[Start of Attachment]

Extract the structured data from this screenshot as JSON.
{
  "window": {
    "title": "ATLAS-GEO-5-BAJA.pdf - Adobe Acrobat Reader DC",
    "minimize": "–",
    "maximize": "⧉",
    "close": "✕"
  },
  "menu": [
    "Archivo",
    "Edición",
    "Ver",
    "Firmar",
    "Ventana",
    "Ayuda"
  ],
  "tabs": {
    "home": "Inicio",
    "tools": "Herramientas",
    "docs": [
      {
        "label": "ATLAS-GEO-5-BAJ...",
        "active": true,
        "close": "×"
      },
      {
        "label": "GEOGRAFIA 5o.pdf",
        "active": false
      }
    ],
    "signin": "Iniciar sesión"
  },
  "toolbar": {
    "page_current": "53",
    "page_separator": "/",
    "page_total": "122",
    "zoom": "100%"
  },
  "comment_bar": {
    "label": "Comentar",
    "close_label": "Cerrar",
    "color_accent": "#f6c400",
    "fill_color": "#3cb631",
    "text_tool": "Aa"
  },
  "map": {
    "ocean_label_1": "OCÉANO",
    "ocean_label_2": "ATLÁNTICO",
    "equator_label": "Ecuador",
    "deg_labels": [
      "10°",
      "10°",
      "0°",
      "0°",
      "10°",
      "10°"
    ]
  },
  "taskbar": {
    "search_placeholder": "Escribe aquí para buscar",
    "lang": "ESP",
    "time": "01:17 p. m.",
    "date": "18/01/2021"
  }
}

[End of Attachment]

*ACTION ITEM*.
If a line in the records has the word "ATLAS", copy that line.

*EXERCISE RESPONSE*.
    "title": "ATLAS-GEO-5-BAJA.pdf - Adobe Acrobat Reader DC",
        "label": "ATLAS-GEO-5-BAJ...",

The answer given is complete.